• **What you need to do**:
Go through the data below. List every line that holds the word "Seats".

▶

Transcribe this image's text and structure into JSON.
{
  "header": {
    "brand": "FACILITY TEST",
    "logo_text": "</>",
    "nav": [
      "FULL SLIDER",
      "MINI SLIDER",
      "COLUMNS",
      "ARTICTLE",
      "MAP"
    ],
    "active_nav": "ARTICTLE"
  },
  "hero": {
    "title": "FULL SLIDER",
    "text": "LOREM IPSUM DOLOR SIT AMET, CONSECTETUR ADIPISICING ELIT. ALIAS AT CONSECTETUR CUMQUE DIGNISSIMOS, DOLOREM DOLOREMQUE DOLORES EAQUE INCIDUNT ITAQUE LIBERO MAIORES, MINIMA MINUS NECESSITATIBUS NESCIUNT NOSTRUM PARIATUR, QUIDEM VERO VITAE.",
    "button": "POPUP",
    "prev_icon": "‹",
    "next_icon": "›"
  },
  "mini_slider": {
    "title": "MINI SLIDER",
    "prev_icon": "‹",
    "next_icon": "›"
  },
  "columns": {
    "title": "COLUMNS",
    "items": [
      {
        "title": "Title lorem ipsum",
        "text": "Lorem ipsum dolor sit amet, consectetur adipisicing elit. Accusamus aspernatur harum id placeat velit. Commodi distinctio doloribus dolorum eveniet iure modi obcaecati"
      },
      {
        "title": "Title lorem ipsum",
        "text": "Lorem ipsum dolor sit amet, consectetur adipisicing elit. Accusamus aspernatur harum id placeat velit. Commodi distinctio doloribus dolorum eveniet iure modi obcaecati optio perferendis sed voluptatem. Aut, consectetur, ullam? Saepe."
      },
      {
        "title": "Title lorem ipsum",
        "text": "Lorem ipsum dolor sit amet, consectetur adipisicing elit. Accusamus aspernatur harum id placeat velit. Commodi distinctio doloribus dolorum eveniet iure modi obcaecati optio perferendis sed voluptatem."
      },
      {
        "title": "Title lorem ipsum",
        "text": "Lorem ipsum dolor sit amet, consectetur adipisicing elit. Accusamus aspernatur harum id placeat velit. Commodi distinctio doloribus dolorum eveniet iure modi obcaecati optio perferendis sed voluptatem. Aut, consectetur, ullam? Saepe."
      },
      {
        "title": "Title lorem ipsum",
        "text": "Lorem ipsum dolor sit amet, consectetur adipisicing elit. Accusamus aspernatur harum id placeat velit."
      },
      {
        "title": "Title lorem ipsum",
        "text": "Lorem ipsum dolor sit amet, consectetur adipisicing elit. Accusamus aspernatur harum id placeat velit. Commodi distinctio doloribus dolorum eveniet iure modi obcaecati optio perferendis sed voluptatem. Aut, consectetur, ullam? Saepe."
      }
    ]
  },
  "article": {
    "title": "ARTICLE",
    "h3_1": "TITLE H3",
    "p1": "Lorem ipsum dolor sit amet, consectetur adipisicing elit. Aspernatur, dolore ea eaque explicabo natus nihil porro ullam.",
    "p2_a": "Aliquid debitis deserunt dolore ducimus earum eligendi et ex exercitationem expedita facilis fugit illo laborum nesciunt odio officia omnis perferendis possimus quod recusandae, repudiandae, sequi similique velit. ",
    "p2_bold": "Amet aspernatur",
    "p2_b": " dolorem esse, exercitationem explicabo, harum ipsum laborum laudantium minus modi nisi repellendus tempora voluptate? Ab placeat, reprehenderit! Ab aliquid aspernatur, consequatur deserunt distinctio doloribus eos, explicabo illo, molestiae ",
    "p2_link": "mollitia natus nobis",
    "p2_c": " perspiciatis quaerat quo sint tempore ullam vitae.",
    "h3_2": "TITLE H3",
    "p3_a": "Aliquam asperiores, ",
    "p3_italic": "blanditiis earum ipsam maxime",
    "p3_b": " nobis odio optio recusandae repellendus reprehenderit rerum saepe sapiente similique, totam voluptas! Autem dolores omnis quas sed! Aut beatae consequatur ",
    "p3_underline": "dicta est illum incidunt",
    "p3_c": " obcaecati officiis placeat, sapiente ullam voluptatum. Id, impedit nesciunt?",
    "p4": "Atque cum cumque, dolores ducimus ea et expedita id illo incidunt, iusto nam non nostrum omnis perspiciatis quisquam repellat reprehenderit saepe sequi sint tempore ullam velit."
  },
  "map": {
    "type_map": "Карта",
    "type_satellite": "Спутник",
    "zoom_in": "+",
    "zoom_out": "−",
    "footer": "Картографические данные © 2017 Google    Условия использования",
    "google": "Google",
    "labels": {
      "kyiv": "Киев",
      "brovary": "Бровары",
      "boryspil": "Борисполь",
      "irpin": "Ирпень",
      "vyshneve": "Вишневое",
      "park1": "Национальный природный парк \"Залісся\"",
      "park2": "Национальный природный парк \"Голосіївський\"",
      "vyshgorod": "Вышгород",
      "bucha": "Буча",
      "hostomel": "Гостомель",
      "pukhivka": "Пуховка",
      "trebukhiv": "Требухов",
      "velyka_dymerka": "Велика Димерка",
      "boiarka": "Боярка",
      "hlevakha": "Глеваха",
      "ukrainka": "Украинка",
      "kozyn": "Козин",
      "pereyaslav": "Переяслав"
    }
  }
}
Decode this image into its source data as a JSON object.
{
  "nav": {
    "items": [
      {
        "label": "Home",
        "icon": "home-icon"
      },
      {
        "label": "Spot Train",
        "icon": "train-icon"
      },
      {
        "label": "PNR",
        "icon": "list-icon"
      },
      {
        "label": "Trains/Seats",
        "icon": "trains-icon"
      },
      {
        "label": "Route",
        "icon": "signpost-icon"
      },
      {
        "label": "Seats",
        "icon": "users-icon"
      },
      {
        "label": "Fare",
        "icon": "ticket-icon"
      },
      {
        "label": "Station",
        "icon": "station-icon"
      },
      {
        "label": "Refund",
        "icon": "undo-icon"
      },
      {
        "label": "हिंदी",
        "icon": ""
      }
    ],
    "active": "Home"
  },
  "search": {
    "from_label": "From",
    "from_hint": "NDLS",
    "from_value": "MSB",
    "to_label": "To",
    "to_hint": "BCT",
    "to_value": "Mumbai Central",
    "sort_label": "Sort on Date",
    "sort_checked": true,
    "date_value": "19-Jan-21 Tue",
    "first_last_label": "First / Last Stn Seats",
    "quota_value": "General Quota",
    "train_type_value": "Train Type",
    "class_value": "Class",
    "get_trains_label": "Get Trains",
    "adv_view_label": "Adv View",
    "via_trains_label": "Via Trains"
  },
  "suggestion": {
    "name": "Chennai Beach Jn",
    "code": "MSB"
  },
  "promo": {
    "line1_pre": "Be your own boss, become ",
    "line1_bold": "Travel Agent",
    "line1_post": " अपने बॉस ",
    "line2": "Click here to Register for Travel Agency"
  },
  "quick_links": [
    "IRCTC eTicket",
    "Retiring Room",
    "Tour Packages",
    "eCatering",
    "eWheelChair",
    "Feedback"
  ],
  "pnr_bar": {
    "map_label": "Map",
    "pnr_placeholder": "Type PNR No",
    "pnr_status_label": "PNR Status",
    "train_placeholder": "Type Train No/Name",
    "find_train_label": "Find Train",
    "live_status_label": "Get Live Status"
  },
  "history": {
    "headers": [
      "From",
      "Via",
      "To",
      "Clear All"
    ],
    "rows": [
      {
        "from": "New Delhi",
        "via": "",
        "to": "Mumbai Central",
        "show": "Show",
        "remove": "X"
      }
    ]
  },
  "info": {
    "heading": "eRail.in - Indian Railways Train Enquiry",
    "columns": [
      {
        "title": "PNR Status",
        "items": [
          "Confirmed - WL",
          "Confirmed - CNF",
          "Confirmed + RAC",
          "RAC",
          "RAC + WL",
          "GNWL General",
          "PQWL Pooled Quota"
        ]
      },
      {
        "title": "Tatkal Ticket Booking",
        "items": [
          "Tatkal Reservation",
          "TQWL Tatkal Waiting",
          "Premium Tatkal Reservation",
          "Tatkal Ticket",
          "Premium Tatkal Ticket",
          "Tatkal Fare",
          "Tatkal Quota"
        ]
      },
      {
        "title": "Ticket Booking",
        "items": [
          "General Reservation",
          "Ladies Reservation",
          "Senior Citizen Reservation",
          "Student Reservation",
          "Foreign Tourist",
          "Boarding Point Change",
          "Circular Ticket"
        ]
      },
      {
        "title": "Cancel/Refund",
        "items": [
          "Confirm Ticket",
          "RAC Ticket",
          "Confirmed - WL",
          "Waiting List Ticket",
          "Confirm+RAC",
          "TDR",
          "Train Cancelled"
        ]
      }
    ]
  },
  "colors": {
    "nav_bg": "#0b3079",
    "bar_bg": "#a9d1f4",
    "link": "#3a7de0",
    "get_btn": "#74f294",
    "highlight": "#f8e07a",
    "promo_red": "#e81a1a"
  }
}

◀

• **Exercise output**:
        "label": "Trains/Seats",
        "label": "Seats",
    "first_last_label": "First / Last Stn Seats",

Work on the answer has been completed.